Exercise description — Look for "Ctrl" in the material below and show each line that contains it.
####
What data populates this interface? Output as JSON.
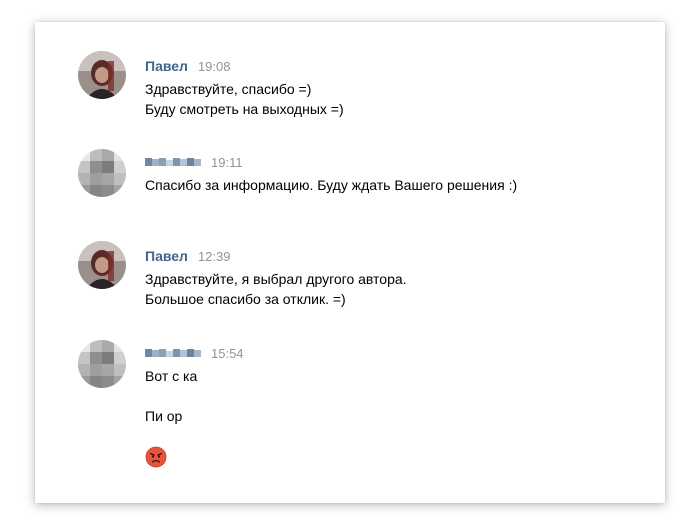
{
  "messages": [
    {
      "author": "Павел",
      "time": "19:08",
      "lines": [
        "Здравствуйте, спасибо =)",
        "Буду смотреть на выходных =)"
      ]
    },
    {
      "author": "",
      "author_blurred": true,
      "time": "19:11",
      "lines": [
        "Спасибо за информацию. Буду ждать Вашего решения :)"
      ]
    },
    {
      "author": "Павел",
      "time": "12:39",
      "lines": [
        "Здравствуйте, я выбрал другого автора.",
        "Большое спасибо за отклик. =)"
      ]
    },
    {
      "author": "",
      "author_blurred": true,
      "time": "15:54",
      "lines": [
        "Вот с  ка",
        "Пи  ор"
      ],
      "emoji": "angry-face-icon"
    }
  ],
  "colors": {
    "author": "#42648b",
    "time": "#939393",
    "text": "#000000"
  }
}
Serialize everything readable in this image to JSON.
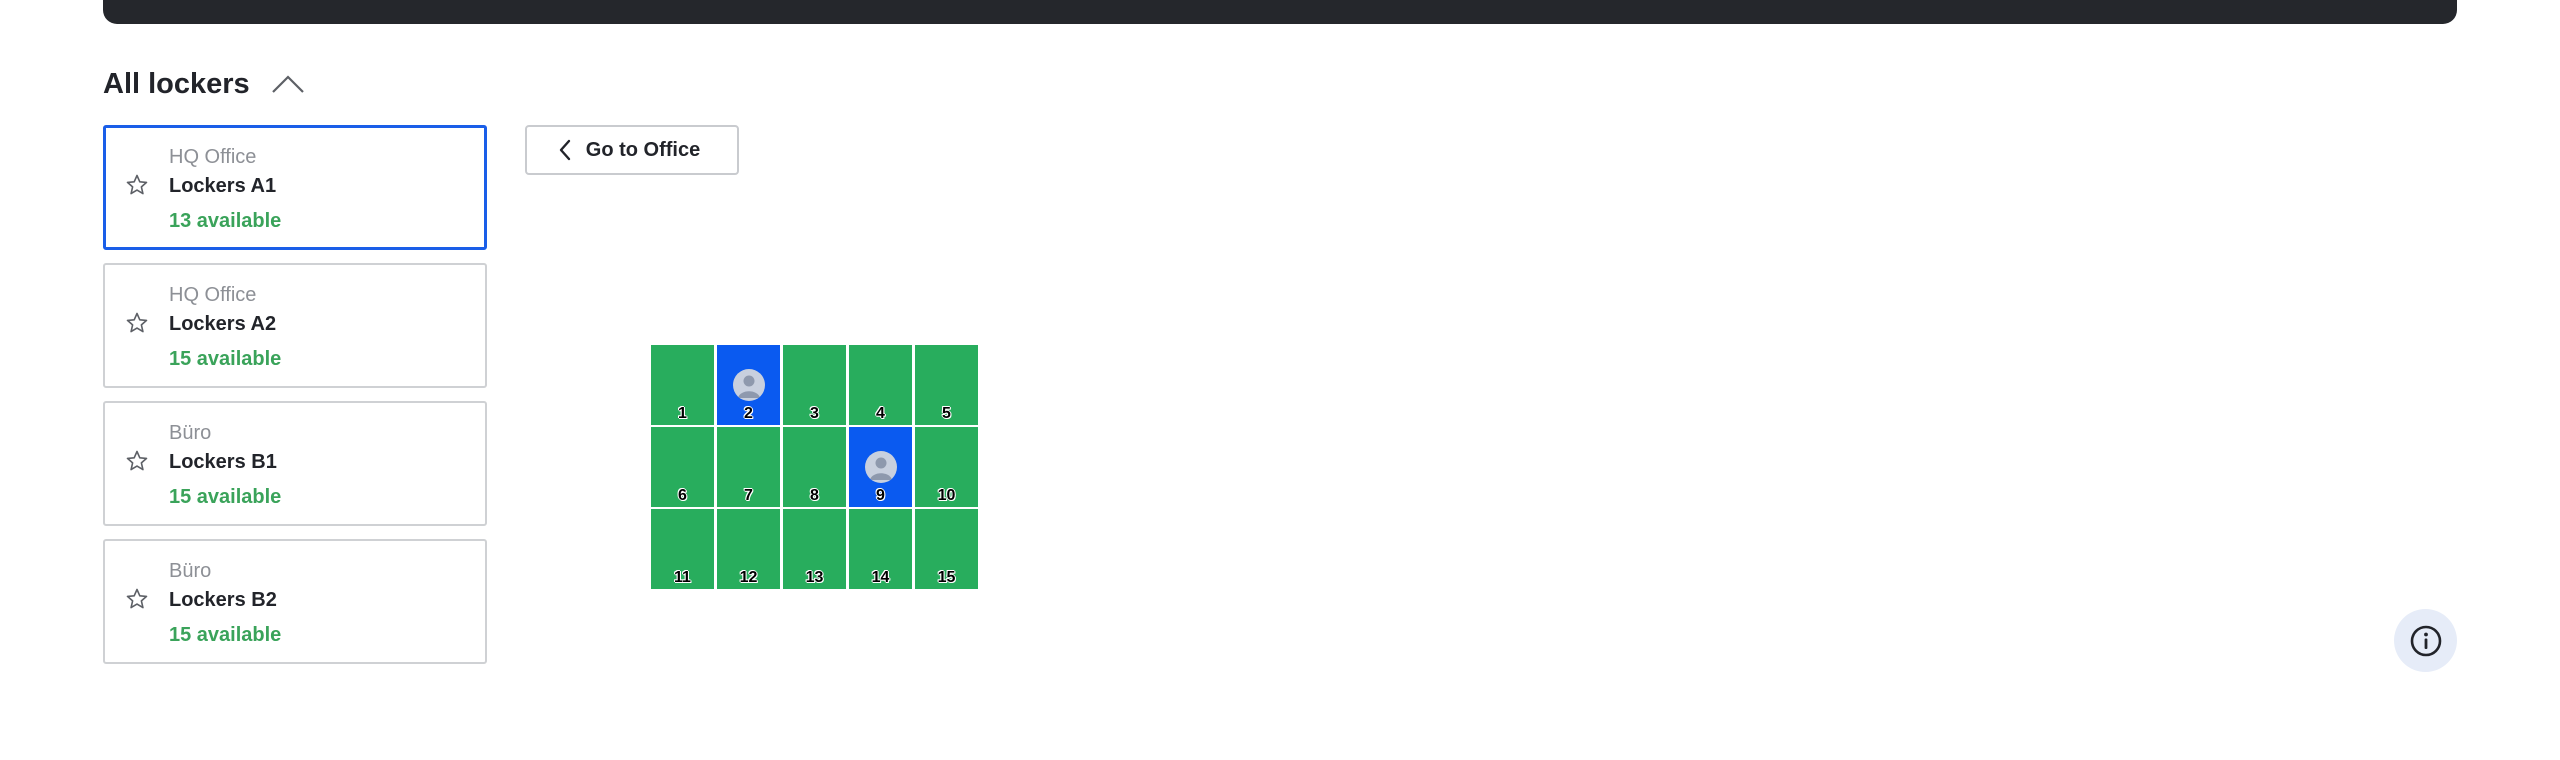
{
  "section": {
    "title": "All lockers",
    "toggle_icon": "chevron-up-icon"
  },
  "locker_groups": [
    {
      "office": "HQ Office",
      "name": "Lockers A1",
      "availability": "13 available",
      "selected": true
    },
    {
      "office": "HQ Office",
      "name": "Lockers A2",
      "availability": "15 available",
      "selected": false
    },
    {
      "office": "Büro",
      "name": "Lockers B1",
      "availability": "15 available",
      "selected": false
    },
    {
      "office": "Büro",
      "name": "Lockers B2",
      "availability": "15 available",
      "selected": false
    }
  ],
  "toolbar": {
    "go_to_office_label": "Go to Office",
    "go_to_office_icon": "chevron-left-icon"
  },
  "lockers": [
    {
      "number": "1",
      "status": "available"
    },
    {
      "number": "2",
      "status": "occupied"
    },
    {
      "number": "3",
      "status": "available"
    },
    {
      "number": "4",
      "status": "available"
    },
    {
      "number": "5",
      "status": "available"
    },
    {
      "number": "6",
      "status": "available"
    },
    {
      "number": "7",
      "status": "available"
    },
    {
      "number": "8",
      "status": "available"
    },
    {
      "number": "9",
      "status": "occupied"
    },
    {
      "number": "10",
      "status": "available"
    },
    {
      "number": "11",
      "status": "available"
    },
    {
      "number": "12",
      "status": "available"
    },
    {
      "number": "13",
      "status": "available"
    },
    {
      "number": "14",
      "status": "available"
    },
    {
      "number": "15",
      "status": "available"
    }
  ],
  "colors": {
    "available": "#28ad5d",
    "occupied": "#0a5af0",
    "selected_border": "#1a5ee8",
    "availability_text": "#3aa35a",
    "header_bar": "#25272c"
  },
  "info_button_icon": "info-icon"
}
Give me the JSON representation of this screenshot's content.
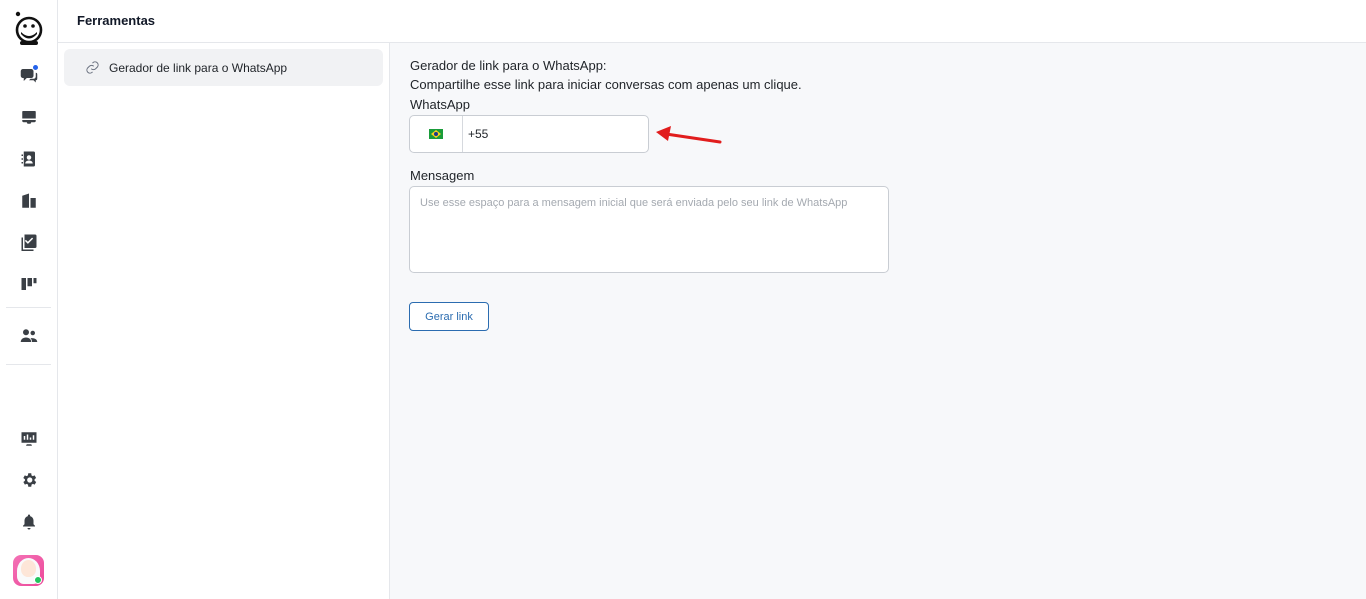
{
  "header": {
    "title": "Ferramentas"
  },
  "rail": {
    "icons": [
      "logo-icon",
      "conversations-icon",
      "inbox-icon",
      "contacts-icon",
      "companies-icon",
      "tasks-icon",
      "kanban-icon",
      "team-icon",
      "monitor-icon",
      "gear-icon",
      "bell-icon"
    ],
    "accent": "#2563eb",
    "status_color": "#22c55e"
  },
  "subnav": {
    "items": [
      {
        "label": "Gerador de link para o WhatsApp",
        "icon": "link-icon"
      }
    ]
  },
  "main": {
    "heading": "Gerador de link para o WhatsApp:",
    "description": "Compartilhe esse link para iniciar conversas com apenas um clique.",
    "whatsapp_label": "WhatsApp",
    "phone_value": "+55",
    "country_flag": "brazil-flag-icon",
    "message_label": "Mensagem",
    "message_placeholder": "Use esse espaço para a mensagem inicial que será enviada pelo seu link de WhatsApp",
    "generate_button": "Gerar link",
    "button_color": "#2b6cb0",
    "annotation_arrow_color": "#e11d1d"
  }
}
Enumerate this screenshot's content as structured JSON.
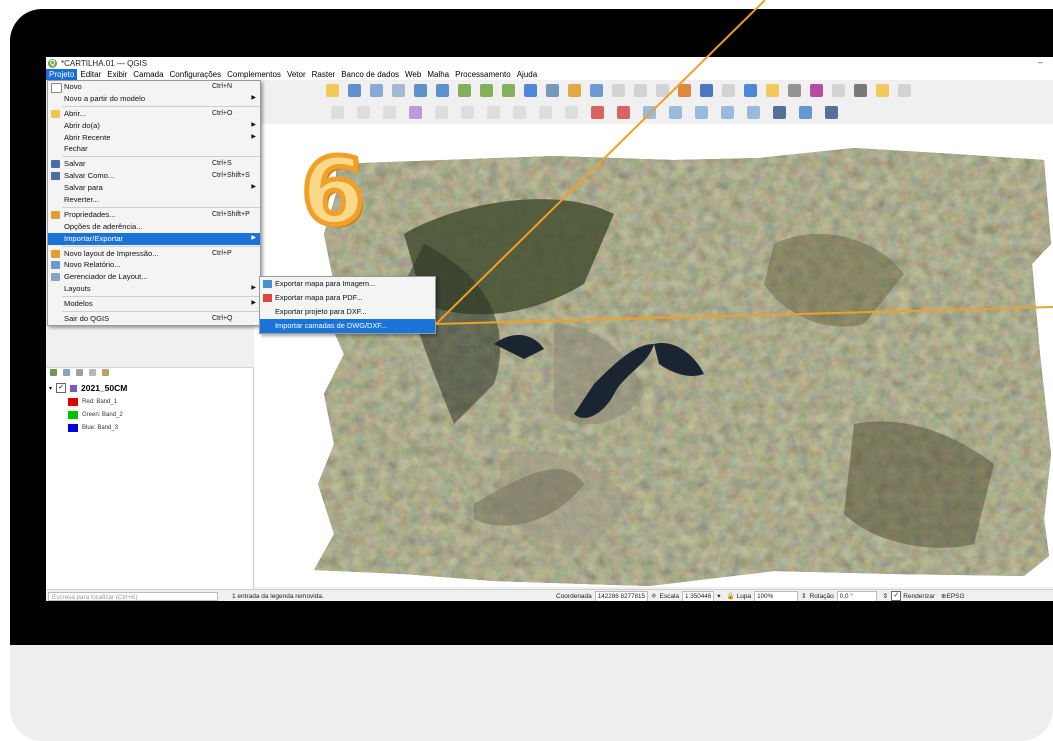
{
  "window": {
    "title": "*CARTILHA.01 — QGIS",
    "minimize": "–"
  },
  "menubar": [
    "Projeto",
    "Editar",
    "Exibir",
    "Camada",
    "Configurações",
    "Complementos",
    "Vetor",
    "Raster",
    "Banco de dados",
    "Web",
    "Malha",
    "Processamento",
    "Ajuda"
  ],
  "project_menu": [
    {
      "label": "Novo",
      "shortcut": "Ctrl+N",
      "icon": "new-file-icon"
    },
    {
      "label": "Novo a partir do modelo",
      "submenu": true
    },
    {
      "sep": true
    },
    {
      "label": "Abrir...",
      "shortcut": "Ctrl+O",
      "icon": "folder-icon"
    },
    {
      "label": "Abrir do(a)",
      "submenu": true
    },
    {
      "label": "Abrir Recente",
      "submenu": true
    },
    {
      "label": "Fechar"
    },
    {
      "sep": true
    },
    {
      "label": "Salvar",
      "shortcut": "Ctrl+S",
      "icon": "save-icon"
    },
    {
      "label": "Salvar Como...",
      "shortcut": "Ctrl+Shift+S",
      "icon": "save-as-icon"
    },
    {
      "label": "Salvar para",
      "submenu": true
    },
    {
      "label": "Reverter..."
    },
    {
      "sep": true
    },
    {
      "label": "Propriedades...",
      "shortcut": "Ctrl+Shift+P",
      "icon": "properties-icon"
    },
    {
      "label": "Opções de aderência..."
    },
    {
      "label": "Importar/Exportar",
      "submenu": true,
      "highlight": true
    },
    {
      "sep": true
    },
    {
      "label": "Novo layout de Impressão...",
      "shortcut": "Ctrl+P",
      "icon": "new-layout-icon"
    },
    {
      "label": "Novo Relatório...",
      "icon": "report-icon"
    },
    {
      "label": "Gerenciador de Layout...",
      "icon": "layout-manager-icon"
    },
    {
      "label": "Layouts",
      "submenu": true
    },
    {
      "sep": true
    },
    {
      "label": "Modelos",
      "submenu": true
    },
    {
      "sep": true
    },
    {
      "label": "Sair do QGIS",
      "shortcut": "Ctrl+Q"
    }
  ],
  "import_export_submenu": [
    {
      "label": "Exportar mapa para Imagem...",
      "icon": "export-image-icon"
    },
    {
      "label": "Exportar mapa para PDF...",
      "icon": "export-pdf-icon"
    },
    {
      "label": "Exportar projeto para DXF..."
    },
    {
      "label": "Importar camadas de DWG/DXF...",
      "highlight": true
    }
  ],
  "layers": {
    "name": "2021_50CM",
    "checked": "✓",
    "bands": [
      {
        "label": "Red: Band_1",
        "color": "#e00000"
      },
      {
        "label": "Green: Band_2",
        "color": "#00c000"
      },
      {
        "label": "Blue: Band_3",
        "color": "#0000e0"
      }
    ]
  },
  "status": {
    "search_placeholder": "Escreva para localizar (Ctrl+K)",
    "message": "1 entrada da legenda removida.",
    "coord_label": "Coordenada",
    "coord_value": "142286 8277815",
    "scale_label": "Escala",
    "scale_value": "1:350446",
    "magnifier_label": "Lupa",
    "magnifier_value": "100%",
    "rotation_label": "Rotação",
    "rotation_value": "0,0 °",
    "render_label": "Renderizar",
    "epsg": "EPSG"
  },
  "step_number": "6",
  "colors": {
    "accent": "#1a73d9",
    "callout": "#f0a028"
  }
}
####
Expected output —
      "shortcut": "Ctrl+N",
      "shortcut": "Ctrl+O",
      "shortcut": "Ctrl+S",
      "shortcut": "Ctrl+Shift+S",
      "shortcut": "Ctrl+Shift+P",
      "shortcut": "Ctrl+P",
      "shortcut": "Ctrl+Q"
    "search_placeholder": "Escreva para localizar (Ctrl+K)",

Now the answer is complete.